Other significant collections include the Stedelijk Museum, Amsterdam, Copenhagen Museum, and the Bibliotheque National de France. Hong Kong Town Hall, Museum of Art Skopje, Israel Museum, Jerusalem, and the Institute of Contemporary Indian Art in Mumbai.
Agathe was Council member of the Royal Watercolour Society (RWS), and a long-standing Fellow of the Royal Society of Painter/Printmakers (RE).
Together with printmakers Michael Rothenstein, Julian Trevelyan, and Anthony Gross she was a founding member of the Printmaker’s Council in 1965, later becoming the Chair.
Agathe had a family house and studio on the Island of Lanzarote. She had a powerful affinity for the sea, the sun and swimming. The bare volcanic landscape of the interior of the island, were in stark contrast to the burgeoning tourism that surrounded parts of the coastline. These odd and fractured juxtapositions are clearly apparent in the many watercolours and montages she made there. Her relish of travel and the desire to learn from differing cultures is evident throughout her extensive oeuvre. Her escape from the 1956 Hungarian Uprising and the many subsequent journeys and travels she made, all add up the type of global character and artist she became.
At the time of her passing, Agathe was extremely busy preparing new projects whilst overseeing the final edit of her autobiographical writings. She died peacefully at her studio in Forrest Hill, London at the age of 85. She was elegant and individual in her dress sense, complimented by a liking for exotic jewellery and make up.
Agathe remains an influential and pivotal figure in the field of European and international printmaking. The following artist statement seems to perfectly sum up her never-ending energy for making art. An art that not only said something of human consequence, but and was also in the frontline of technical innovation. It seems most fitting that Agathe has the final say.

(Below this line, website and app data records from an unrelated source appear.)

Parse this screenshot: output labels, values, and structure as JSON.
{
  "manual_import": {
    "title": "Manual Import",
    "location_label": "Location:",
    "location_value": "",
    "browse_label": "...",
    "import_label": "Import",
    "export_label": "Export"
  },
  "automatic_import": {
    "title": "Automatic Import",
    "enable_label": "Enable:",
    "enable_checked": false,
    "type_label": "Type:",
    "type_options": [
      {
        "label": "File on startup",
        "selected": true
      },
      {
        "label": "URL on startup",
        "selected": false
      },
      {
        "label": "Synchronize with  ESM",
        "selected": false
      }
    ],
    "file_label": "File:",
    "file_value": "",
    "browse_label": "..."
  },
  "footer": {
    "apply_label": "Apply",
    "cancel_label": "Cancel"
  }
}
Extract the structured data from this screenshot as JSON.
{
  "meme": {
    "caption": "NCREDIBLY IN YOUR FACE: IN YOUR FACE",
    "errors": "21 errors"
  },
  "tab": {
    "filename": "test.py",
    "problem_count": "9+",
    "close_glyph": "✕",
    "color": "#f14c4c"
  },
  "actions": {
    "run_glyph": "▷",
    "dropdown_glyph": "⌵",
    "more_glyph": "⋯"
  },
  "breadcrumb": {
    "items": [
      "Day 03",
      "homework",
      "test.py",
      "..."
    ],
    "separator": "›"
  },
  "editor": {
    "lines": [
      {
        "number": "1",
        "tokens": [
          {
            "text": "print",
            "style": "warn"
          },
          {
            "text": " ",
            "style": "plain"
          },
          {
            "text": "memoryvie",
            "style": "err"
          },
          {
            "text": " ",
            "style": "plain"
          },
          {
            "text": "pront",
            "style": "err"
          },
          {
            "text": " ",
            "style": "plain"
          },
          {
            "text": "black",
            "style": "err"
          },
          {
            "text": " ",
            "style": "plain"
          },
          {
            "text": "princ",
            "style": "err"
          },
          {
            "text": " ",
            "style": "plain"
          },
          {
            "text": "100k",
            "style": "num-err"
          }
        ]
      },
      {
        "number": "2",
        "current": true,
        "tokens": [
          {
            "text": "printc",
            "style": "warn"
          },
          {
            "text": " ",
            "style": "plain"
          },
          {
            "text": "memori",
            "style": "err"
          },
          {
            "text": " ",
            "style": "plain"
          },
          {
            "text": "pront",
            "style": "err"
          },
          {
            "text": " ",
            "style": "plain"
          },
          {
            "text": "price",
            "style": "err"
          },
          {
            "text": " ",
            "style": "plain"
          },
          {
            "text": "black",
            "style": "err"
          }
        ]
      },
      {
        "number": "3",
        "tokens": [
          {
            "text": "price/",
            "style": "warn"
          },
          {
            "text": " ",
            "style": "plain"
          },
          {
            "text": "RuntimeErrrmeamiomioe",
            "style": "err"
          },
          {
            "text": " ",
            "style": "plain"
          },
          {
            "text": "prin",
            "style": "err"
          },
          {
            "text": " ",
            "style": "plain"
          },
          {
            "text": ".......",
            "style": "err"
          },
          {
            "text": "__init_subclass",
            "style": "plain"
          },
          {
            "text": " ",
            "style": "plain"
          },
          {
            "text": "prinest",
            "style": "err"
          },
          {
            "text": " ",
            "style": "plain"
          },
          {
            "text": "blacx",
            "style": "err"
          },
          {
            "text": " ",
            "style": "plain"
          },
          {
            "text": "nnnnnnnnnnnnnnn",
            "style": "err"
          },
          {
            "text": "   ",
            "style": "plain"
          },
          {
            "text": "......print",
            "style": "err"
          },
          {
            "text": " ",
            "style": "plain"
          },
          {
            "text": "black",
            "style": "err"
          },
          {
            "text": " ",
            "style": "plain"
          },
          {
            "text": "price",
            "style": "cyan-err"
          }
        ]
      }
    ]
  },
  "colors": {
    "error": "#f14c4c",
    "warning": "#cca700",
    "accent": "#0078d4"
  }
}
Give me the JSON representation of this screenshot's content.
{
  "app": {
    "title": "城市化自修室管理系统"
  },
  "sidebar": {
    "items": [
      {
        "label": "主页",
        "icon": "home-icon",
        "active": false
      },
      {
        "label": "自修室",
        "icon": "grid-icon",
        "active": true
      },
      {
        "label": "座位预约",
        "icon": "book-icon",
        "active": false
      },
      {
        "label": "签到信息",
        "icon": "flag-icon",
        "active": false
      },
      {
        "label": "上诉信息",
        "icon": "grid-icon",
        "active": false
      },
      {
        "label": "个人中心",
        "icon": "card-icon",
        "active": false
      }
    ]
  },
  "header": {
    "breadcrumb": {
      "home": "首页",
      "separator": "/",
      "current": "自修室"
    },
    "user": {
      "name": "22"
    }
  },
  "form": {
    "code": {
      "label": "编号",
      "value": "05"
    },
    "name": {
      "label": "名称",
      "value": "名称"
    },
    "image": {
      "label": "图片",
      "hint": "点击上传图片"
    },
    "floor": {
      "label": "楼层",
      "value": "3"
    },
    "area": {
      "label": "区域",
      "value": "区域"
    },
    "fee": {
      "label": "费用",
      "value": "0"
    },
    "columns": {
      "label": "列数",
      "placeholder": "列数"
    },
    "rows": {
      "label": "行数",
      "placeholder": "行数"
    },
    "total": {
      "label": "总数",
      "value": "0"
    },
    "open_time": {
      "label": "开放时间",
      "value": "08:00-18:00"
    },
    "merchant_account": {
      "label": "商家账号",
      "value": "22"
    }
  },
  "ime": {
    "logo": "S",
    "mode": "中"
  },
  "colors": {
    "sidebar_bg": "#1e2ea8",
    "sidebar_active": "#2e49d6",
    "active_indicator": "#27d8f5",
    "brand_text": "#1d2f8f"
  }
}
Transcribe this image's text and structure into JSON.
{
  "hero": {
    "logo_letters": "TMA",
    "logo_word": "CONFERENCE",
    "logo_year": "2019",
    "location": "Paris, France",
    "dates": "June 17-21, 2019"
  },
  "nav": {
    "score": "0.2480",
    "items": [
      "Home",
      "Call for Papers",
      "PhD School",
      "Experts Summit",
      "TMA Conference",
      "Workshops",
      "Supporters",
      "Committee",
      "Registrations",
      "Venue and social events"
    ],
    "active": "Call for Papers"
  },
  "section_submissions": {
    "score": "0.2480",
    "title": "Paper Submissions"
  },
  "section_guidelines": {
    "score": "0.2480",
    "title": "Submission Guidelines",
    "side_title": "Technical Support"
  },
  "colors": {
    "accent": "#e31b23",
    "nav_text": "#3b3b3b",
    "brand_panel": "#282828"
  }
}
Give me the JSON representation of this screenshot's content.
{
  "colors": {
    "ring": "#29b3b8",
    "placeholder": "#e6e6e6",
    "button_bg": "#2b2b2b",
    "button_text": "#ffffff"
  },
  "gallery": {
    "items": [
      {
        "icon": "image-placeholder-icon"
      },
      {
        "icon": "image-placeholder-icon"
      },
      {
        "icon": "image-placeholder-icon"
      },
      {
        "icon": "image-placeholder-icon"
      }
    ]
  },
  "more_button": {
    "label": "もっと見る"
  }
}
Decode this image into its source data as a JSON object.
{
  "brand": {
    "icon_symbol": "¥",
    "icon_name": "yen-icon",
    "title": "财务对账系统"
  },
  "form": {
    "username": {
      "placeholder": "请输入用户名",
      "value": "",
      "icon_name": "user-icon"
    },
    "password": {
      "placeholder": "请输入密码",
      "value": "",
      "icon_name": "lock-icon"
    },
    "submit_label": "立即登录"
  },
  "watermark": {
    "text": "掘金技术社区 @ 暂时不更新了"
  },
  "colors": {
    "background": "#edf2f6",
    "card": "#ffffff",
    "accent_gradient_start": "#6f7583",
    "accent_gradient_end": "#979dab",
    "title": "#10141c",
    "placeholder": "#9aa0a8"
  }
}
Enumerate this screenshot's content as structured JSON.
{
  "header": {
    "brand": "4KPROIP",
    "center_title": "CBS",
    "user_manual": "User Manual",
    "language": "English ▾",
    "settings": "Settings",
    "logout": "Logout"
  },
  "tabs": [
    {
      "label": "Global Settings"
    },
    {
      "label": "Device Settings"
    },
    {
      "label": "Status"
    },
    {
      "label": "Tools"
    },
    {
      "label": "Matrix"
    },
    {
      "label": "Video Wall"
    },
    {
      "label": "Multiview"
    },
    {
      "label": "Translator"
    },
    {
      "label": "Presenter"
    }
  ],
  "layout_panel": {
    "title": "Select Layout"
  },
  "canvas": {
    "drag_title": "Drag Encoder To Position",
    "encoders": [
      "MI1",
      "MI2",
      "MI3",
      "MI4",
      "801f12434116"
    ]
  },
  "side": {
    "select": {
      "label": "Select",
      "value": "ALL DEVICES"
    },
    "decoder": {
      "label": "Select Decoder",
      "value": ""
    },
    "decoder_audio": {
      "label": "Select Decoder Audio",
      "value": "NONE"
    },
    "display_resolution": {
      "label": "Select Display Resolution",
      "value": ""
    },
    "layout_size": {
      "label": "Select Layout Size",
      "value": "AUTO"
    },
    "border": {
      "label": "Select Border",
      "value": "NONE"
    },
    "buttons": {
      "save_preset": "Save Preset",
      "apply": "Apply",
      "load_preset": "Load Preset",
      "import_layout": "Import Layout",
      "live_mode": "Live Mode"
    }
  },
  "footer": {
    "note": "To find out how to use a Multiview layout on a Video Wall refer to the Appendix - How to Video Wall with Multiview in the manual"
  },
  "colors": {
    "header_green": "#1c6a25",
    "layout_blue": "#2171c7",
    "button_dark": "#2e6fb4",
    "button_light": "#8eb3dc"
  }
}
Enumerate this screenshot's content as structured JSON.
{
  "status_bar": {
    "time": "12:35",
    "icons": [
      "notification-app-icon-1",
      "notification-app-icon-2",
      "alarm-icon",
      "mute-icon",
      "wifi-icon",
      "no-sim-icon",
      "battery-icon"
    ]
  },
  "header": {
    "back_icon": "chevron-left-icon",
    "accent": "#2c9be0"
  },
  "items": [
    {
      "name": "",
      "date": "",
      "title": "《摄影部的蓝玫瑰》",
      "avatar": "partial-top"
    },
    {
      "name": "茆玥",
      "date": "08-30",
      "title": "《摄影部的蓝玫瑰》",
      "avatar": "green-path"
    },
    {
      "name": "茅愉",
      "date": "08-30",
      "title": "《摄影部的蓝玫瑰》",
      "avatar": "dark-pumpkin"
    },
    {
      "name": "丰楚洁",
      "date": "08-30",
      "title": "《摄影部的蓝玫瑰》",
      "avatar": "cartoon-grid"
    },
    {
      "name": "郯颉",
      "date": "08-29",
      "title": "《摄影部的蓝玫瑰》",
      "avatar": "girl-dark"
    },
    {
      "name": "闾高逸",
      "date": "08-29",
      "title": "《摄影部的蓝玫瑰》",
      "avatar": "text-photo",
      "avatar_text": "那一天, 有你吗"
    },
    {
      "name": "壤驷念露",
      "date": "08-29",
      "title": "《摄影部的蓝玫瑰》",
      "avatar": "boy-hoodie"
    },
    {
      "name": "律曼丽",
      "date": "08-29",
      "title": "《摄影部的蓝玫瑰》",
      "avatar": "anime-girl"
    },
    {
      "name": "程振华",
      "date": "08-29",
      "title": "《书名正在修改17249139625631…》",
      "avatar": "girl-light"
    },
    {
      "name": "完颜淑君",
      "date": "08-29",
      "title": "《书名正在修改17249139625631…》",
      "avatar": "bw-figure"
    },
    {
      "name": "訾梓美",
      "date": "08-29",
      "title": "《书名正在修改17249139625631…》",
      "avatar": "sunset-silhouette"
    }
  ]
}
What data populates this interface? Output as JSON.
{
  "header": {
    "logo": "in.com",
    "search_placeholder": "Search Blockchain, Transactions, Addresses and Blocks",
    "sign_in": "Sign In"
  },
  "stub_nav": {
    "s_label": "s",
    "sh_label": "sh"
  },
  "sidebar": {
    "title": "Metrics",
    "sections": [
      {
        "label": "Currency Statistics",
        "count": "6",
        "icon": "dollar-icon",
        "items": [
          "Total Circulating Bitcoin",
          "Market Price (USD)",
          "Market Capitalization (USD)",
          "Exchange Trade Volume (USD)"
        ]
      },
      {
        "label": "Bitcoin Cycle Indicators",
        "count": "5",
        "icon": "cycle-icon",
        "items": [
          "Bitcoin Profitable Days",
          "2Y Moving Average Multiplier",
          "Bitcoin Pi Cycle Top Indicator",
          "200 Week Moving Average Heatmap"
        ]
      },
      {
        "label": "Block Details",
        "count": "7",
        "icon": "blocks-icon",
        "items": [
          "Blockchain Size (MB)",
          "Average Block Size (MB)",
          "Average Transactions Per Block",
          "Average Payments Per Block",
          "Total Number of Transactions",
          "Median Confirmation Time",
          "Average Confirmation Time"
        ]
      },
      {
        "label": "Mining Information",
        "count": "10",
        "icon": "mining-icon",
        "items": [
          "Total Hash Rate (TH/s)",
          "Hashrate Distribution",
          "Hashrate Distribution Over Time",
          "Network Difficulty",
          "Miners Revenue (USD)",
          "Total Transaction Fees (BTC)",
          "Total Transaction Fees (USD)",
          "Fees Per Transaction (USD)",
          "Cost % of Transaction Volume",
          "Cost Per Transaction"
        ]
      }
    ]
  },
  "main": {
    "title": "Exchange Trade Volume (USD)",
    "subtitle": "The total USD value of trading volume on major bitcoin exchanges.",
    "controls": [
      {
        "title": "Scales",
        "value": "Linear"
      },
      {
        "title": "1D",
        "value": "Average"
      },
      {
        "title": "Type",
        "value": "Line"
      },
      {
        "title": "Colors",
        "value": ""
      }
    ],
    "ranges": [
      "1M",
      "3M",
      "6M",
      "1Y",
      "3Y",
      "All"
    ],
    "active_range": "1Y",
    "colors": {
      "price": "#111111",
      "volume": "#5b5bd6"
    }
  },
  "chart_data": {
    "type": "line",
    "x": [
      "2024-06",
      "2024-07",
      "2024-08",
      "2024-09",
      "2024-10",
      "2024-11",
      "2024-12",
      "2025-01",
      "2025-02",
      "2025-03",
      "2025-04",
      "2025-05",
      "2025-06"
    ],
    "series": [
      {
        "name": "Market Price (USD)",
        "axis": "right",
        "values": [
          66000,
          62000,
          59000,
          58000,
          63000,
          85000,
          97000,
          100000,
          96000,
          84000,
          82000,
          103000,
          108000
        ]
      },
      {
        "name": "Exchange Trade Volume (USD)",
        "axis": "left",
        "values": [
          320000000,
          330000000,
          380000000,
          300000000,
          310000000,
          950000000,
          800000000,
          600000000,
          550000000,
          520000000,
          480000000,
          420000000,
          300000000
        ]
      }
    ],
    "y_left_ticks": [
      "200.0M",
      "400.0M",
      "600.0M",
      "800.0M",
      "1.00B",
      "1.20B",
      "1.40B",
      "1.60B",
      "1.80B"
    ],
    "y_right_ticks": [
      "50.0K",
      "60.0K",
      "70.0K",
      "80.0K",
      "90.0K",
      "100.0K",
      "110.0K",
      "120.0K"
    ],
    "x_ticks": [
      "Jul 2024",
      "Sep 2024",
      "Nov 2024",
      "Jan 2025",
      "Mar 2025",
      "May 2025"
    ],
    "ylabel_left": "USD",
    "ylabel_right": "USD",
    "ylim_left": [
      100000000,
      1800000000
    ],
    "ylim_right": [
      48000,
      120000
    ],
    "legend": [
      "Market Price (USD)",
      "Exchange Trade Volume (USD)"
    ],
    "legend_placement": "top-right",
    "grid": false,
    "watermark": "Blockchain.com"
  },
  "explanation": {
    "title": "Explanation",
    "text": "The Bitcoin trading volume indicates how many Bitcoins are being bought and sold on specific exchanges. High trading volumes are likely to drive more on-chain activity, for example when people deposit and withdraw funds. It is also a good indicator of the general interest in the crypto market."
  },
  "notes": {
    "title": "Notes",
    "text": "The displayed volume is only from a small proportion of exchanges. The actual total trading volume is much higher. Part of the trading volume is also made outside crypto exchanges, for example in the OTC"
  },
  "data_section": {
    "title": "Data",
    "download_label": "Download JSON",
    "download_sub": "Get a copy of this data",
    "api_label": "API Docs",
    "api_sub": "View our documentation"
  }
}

The statement was prepared by her last year, for the prestigious Queen Sonja of Norway International Printmaking Awards, in which I had the privilege of nominating her.
Throughout my career as an artist and educator printmaking occupied a vital part, but it always included features which were unfamiliar to the conventional understanding of prints.
Although my training was traditional, I wanted to bring in other materials and experimented from the early 1960’s with photographic, scientific and optical effects.
The objective remained a repeatable statement. The engravings were done sometimes by hand, but included pantographs, etchings and digital montages, and fluidity was kept between the two- and three- dimensional elements.
This enabled me to work in a large scale, which seems to come easily to the younger generation, but was controversial in the period when I experimented with them.
My objective was always to be able to convey a multitude of experiences and in my artists books or livres d’artist I was able to do this. I am presently experimenting with the latest possibilities in internet connectivity, with links established between the printed book and remote websites and information, even sound effects.
The link between the quality of the image and the possibility of producing multiple copies remains unaffected but enables the artist to concentrate on meaning, content and communication avoiding some of the practical problems of editioning and storage.
Professor David Ferry RE, President of the Royal Society of Painter Printmakers, London